● **Activity**
Return the data below in full and exactly, except that the pictures are dropped.

● **Records shown**
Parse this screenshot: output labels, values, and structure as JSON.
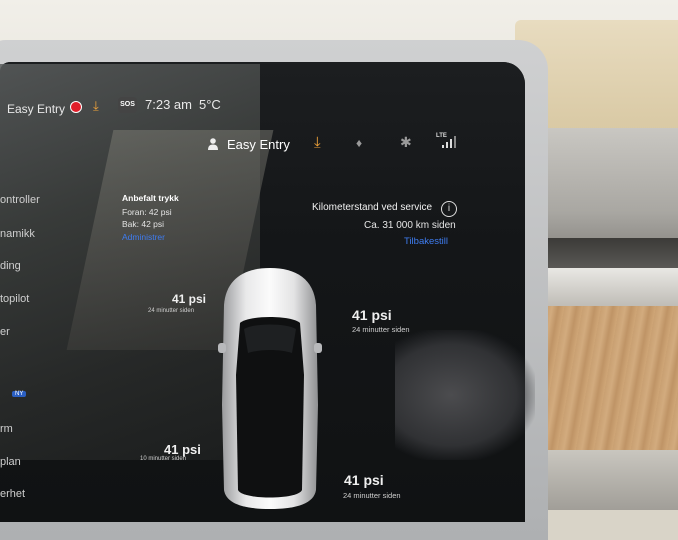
{
  "status_bar": {
    "profile": "Easy Entry",
    "sos": "SOS",
    "time": "7:23 am",
    "temperature": "5°C"
  },
  "header": {
    "profile_name": "Easy Entry",
    "network": "LTE"
  },
  "menu": {
    "items": [
      "ontroller",
      "namikk",
      "ding",
      "topilot",
      "er",
      "rm",
      "plan",
      "erhet"
    ],
    "new_badge": "NY"
  },
  "recommended_pressure": {
    "title": "Anbefalt trykk",
    "front": "Foran: 42 psi",
    "rear": "Bak: 42 psi",
    "manage_link": "Administrer"
  },
  "service": {
    "title": "Kilometerstand ved service",
    "distance": "Ca. 31 000 km siden",
    "reset_link": "Tilbakestill"
  },
  "tires": {
    "front_left": {
      "psi": "41 psi",
      "age": "24 minutter siden"
    },
    "front_right": {
      "psi": "41 psi",
      "age": "24 minutter siden"
    },
    "rear_left": {
      "psi": "41 psi",
      "age": "10 minutter siden"
    },
    "rear_right": {
      "psi": "41 psi",
      "age": "24 minutter siden"
    }
  },
  "colors": {
    "accent_link": "#3e7cf0",
    "download_orange": "#f0a33a",
    "record_red": "#e01e2a"
  }
}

● **Problem solution**
Parse this screenshot: output labels, values, and structure as JSON.
{
  "status_bar": {
    "profile": "Easy Entry",
    "sos": "SOS",
    "time": "7:23 am",
    "temperature": "5°C"
  },
  "header": {
    "profile_name": "Easy Entry",
    "network": "LTE"
  },
  "menu": {
    "items": [
      "ontroller",
      "namikk",
      "ding",
      "topilot",
      "er",
      "rm",
      "plan",
      "erhet"
    ],
    "new_badge": "NY"
  },
  "recommended_pressure": {
    "title": "Anbefalt trykk",
    "front": "Foran: 42 psi",
    "rear": "Bak: 42 psi",
    "manage_link": "Administrer"
  },
  "service": {
    "title": "Kilometerstand ved service",
    "distance": "Ca. 31 000 km siden",
    "reset_link": "Tilbakestill"
  },
  "tires": {
    "front_left": {
      "psi": "41 psi",
      "age": "24 minutter siden"
    },
    "front_right": {
      "psi": "41 psi",
      "age": "24 minutter siden"
    },
    "rear_left": {
      "psi": "41 psi",
      "age": "10 minutter siden"
    },
    "rear_right": {
      "psi": "41 psi",
      "age": "24 minutter siden"
    }
  },
  "colors": {
    "accent_link": "#3e7cf0",
    "download_orange": "#f0a33a",
    "record_red": "#e01e2a"
  }
}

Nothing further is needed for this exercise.